The GLE’s handling lends itself more to motorways than twisty stuff, too. With permanent four-wheel drive splitting power equally between front and rear wheels, it’s a really grippy, stable car that feels quite eager to turn into corners despite its size. However, in twisty stuff the steering can feel a little vague and overly keen to self-centre, whichever of the two standard settings you’ve selected, and the front end washes wide sooner than it would in the sharper feeling Porsche Cayenne and BMW X5.

Both of our test cars came on optional Β£2995 adaptive air suspension, which gives the GLE fairly loose body control, resulting in noticeable lean through corners even in sport mode, and a fair bit of pitch under braking, too. The flipside is that it also makes for decent ride comfort, cushioning the worst bumps and keeping the GLE feeling composed and comfortable, unless you’re in sport mode when it can feel a bit jarring over sharp-edged potholes and mid-corner bumps. We’ll have to wait until we get the car in the UK to try one on standard suspension.

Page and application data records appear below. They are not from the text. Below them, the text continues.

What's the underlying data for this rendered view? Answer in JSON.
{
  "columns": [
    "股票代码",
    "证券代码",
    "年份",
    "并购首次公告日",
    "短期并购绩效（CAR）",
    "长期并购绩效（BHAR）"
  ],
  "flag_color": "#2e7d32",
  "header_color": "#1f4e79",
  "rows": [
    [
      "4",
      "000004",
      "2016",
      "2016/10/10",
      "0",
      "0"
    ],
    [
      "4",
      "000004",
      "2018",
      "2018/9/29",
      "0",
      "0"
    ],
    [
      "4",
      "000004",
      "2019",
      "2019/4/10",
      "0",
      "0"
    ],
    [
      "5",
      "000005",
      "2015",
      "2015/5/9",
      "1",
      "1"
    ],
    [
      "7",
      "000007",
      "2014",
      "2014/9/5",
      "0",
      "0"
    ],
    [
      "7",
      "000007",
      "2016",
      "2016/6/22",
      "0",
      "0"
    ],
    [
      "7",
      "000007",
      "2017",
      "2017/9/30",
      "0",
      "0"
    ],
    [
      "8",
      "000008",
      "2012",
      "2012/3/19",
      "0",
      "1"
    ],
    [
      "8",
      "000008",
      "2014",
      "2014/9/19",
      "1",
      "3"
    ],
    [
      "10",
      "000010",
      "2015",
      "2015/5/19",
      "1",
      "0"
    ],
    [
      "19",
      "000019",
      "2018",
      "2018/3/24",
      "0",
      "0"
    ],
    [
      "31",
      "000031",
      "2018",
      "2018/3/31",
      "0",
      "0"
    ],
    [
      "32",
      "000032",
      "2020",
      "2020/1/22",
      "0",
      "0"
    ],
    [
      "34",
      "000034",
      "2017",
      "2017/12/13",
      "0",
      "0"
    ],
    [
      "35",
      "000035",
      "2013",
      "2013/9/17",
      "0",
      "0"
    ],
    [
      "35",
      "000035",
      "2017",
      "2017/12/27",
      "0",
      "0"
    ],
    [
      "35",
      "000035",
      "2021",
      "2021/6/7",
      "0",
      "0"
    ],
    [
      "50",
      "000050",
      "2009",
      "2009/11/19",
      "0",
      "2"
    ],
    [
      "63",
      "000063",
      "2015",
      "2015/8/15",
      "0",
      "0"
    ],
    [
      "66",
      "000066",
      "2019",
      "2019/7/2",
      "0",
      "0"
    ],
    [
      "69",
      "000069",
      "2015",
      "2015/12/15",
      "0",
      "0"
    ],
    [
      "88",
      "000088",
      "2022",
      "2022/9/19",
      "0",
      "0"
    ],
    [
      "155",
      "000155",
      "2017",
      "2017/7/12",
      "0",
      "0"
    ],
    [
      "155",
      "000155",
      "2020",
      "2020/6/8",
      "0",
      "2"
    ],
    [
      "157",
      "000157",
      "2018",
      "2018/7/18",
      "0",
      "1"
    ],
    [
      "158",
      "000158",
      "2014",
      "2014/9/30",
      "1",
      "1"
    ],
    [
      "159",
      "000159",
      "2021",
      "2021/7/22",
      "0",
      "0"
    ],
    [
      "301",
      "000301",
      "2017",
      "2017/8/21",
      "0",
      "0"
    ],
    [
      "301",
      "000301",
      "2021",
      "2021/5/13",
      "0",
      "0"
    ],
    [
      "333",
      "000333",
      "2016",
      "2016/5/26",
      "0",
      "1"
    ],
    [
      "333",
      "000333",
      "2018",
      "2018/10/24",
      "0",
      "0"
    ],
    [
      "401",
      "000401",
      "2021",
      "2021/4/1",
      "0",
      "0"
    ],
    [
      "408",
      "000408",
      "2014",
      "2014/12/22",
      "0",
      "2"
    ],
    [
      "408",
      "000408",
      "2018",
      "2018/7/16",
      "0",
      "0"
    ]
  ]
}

What’s the 2015 Mercedes GLE like inside?

The dash is dominated by the fixed, high-set colour screen, which features sat-nav as standard and is easy to read at a glance, if a bit confusing to use despite having a rotary dial, shortcut buttons and a touch-sensitive pad as a means of control. All the materials feel appropriately plush, too, and the broad seats are supportive and have plenty of movement via the standard electric adjustment, although some drivers may wish the seat dropped a little lower.

There’s loads of room to seat two six-footers in comfort in the back, and the 60/40 split seats also fold flat (after lifting the seat base up and forwards) to leave a smooth, long load bay right through from the boot. Although you’ll have to lift heavy items a bit higher to load them than you would in some rivals, the Merc’s boot is a good size and shape. There’s no seven-seat option, though.

Should I buy one?

It’s not hard to see why you would, given the top-notch finish and easygoing yet punchy dynamics of the new GLE. However, it can look expensive next to obvious rivals. The 250d is particularly hard to recommend since it costs the same as a faster yet equally efficient BMW X5 xDrive30d, or you could have the excellent seven-seat Volvo XC90 D5 for Β£3k less.

The GLE 350d has tough competition from the very same BMW X5 xDrive30d, which – even in M Sport trim - costs Β£3k less, yet offers equivalent performance and much lower emissions, as well as the option of a seven-seat layout, making it the better value buy for private and company car users.

Still, next to other rivals – namely the Porsche Cayenne and Range Rover Sport – the GLE looks well priced, so it’s not as if it's unreasonably priced in this class. If the GLE’s opulent standard spec and laid back dynamics suits you, it’s likely to satisfy in practice, despite falling short of the value and more sporting handling offered by key alternatives.

What Car? says...

Rivals:

BMW X5

Volvo XC90

Mercedes GLE 250 d 4MATIC Sport

Engine size 2.2-litre diesel

Price from Β£49,280

Power 201bhp

Torque 369lb ft

0-62mph 8.6 seconds

Top speed 132mph

Fuel economy 47.9mpg

CO2 155g/km

Mercedes GLE 350 d 4MATIC AMG Line

Engine size 3.0 diesel

Price from Β£56,280

Power255bhp

Torque 457lb ft

0-62mph 7.1 seconds

Top speed 140mph

Fuel economy 42.8mpg

CO2 174g/km